		called <alt-mode>), if you are creatiing a new
		file.  If you are editing an old file, type a
		carriage return after the file name.

	To use the editor:
		See INTRO (for the AI computer) which you were
		given at the beginning of the quarter.  The editor
		is the same.  (It is called SOS).

	To leave the editor:
		When the editor types an "*", type E<cr>.


	To enter Lisp:
		When the exec types an "@", type ILISP<cr>.
		∨hen Lisp types ALLOC (Y OR N) ? type N or <cr>.
		You are now talking to the top level of Lisp, which
		is waiting for you to give it something to eval.
		To read in a file with function definitions on it,
		type (DSKIN FILNAM), where FILNAM is the name of
		the file.  If the filename has an extension,
		e.g. FILNAM.EXT, type (DSKIN (FILNAM . EXT)).
		It will type the names of the functions that it
		finds in the file--if there are errors in the file
		it may not find all of the functions.

	When Lisp  finds an error,   it will  type an  error message.
Then instead  of typing an "*", it will type  "1:",  and wait for you
to type something. This is  the break package. There are many  things
you can do here, described in the  UCI Lisp manual.  If you just want
to  get back  to  the top  level of  Lisp, type  two up  arrows (↑↑),
followed by a <cr>. (Up  arrow is <shift>-N).  If you never  want the
break package  you can type (*RSET  NIL) when you enter  Lisp to turn
it off.

	When you are in Lisp, you can print out readable copies of
function definitions with the function GRINDEF.  For example, to list
the function UNION, type (GRINDEF UNION).  When you turn in computer
homework, please include GRINDEF listings of all of your functions.

	To leave Lisp type <ctrl>-C or (EXIT).

	There is a UCI lisp manual on a shelf in teletype room 31.  To
use UCI lisp, you also need a Lisp 1.6 manual.  You can buy both of
these manuals in room 101 Polya.

	Filenames consist  of  a name,  an extension,  and a  version
number,  written for, example,  FILNAM.EXT;1.  The  name should never
be more than 6 characters, and  the extension should be no more  than
3 characters.   The extension  can be  omitted entirely.   When using
Lisp  and the editor,  there is no  way to specify  a version number.
They always  use the  most recent version.   When  using the  editor,
just type FILNAM.EXT, or if  there is no extension, just FILNAM.  For
using Lisp  see above.    For exec  commands,  such as  deleting  and
copying, you can specify the version number.
	Whenever  you log  off,  please use  the  EXPUNGE command  to
really  get rid of  deleted files.   Even if you  haven't deleted any
files, the editor may  have deleted some  old versions of your  files
which you should EXPUNGE.

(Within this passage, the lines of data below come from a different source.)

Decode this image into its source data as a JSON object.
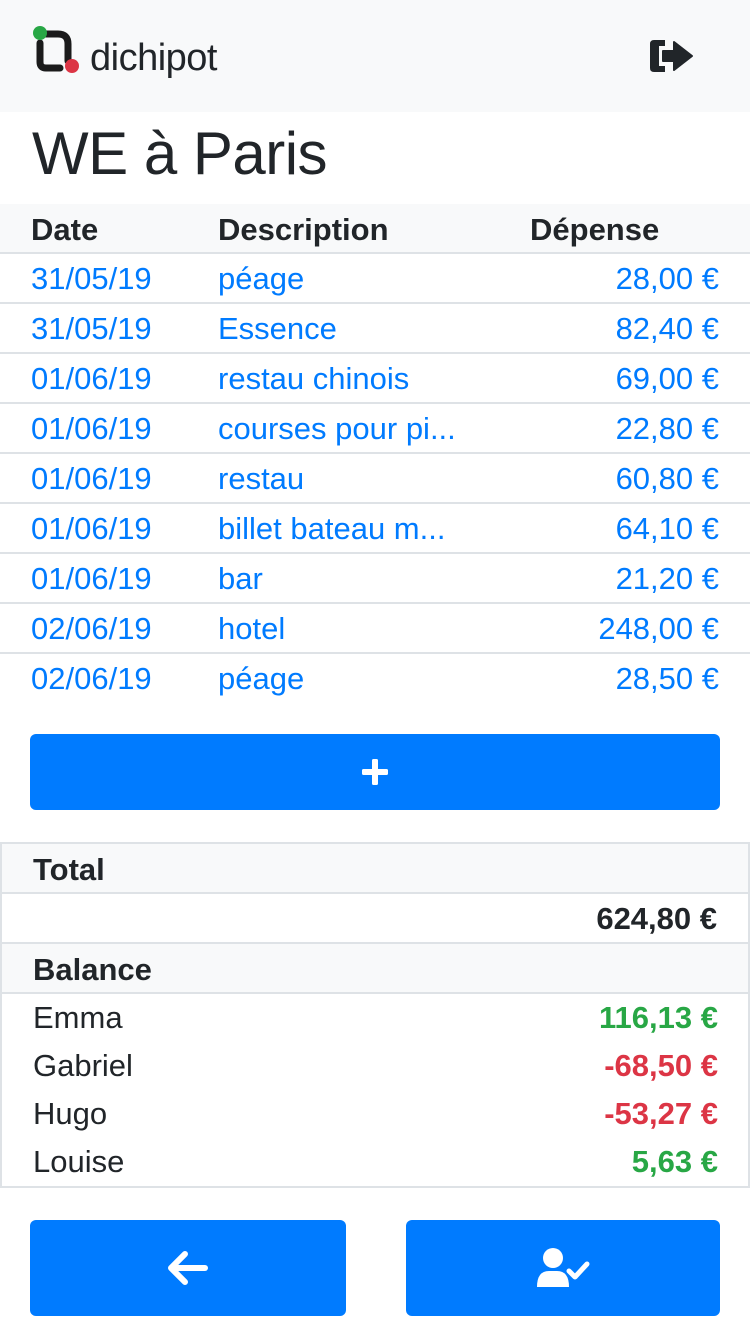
{
  "app": {
    "brand": "dichipot"
  },
  "page": {
    "title": "WE à Paris"
  },
  "expenses": {
    "headers": {
      "date": "Date",
      "description": "Description",
      "amount": "Dépense"
    },
    "rows": [
      {
        "date": "31/05/19",
        "description": "péage",
        "amount": "28,00 €"
      },
      {
        "date": "31/05/19",
        "description": "Essence",
        "amount": "82,40 €"
      },
      {
        "date": "01/06/19",
        "description": "restau chinois",
        "amount": "69,00 €"
      },
      {
        "date": "01/06/19",
        "description": "courses pour pi...",
        "amount": "22,80 €"
      },
      {
        "date": "01/06/19",
        "description": "restau",
        "amount": "60,80 €"
      },
      {
        "date": "01/06/19",
        "description": "billet bateau m...",
        "amount": "64,10 €"
      },
      {
        "date": "01/06/19",
        "description": "bar",
        "amount": "21,20 €"
      },
      {
        "date": "02/06/19",
        "description": "hotel",
        "amount": "248,00 €"
      },
      {
        "date": "02/06/19",
        "description": "péage",
        "amount": "28,50 €"
      }
    ]
  },
  "summary": {
    "total_label": "Total",
    "total_value": "624,80 €",
    "balance_label": "Balance",
    "balances": [
      {
        "name": "Emma",
        "amount": "116,13 €",
        "status": "positive"
      },
      {
        "name": "Gabriel",
        "amount": "-68,50 €",
        "status": "negative"
      },
      {
        "name": "Hugo",
        "amount": "-53,27 €",
        "status": "negative"
      },
      {
        "name": "Louise",
        "amount": "5,63 €",
        "status": "positive"
      }
    ]
  },
  "icons": {
    "logout": "sign-out-icon",
    "add": "plus-icon",
    "back": "arrow-left-icon",
    "settle": "user-check-icon"
  },
  "colors": {
    "primary": "#007bff",
    "positive": "#28a745",
    "negative": "#dc3545",
    "logo_green": "#28a745",
    "logo_red": "#dc3545"
  }
}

	There are many more things you can do with the system.  If you
have any questions, please ask me.  I will be in room 11 in Ventura
as often as possible during the next couple of weeks--especially between
1:00 and 2:00 on Monday, Wednesday, and Friday.